#### Work required:
Take each line from the material below that includes the string "meta" and copy it.

*** Begin section ***

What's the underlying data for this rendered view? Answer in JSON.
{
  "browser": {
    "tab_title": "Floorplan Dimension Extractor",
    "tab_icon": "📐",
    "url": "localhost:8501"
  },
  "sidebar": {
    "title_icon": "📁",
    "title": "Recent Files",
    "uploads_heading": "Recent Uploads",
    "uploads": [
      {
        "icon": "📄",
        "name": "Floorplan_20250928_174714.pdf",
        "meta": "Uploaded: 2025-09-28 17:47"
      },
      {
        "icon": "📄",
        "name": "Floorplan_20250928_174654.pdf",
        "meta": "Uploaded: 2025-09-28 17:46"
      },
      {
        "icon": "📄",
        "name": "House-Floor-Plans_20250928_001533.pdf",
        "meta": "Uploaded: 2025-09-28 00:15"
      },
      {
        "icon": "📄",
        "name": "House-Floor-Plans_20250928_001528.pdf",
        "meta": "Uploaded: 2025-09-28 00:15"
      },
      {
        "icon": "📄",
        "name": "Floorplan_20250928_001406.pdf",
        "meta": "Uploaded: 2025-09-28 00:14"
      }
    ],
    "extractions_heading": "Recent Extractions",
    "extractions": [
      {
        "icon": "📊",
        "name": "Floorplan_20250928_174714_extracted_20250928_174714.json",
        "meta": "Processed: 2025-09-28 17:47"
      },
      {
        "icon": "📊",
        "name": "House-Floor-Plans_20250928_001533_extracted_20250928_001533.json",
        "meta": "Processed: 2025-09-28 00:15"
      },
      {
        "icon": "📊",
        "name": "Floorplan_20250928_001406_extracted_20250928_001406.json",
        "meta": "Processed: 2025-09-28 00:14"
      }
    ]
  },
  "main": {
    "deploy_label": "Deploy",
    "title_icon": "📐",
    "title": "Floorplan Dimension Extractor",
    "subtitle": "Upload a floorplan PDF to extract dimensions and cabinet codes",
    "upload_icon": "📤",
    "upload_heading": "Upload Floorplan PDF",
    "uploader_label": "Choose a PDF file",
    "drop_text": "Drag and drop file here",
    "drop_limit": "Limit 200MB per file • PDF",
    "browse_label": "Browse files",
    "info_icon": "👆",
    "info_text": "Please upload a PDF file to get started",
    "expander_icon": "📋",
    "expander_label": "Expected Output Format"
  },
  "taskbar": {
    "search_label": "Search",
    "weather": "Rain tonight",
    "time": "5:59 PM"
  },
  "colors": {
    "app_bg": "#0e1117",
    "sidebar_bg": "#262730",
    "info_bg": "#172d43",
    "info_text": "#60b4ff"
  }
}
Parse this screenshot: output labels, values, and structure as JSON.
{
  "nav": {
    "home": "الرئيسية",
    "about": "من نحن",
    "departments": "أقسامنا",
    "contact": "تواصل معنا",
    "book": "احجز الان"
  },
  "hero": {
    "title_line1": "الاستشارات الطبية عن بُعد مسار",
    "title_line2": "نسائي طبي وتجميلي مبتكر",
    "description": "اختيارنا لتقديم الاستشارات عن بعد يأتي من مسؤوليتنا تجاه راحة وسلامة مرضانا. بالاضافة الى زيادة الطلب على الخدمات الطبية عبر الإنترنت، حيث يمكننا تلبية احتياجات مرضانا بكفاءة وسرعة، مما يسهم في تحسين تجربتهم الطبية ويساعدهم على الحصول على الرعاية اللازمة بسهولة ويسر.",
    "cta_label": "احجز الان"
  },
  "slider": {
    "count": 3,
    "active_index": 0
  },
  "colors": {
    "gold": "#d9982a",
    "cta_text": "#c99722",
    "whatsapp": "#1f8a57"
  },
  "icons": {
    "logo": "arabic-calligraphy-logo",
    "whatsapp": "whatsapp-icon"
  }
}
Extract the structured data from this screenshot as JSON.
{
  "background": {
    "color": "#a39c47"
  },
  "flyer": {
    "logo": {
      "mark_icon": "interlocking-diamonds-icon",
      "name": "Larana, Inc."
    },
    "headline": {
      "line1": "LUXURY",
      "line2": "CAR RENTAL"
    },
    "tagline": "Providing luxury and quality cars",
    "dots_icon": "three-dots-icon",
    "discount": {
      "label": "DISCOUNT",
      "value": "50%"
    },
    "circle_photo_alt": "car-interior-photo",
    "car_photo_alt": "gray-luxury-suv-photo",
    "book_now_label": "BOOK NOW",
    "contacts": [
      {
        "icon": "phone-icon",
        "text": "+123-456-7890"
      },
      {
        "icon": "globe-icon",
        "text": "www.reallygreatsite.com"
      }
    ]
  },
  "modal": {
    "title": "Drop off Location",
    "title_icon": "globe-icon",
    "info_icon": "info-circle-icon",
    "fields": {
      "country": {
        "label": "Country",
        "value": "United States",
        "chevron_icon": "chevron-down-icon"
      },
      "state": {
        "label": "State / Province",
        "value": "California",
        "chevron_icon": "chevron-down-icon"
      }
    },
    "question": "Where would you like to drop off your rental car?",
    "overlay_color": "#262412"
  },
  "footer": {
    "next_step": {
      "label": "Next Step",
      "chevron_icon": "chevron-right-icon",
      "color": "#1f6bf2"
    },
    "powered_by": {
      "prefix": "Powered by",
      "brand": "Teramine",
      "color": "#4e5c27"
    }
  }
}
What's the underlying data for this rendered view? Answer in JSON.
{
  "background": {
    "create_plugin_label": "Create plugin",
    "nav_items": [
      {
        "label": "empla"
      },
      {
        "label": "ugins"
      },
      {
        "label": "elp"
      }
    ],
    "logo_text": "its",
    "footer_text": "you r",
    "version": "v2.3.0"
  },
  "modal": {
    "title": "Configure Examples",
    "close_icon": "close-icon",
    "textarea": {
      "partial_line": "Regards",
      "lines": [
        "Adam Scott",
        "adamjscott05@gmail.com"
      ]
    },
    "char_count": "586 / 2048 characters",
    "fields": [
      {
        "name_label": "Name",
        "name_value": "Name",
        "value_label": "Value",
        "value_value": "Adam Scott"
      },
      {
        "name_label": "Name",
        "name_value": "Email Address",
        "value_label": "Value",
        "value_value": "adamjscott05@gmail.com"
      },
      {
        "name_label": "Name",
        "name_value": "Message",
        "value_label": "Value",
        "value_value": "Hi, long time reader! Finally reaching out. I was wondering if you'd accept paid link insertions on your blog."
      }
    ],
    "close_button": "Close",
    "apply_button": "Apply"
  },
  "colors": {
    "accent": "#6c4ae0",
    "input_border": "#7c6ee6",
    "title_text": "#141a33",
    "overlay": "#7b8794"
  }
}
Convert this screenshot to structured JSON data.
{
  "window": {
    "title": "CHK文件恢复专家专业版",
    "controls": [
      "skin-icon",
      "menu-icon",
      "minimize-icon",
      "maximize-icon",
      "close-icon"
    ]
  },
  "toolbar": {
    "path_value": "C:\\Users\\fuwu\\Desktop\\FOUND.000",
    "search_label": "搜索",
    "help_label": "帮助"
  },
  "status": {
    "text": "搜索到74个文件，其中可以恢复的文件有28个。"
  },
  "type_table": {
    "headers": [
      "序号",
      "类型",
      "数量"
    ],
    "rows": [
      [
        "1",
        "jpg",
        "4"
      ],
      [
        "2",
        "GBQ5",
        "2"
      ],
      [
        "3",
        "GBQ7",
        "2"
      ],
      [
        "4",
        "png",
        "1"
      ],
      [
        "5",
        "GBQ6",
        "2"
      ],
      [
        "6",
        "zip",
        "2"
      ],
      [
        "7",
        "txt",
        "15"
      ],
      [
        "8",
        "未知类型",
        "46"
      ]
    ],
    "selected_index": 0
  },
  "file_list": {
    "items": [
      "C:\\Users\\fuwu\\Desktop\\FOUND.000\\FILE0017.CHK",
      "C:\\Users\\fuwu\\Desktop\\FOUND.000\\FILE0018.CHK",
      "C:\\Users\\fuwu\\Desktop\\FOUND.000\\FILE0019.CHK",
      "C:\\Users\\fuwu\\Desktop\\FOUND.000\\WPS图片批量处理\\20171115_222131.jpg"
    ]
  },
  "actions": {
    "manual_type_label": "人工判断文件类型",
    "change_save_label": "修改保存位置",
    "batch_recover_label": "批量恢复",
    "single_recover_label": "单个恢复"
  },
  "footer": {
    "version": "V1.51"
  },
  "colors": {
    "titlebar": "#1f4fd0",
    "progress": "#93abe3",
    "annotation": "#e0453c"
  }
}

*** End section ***

#### Written solution:
        "meta": "Uploaded: 2025-09-28 17:47"
        "meta": "Uploaded: 2025-09-28 17:46"
        "meta": "Uploaded: 2025-09-28 00:15"
        "meta": "Uploaded: 2025-09-28 00:15"
        "meta": "Uploaded: 2025-09-28 00:14"
        "meta": "Processed: 2025-09-28 17:47"
        "meta": "Processed: 2025-09-28 00:15"
        "meta": "Processed: 2025-09-28 00:14"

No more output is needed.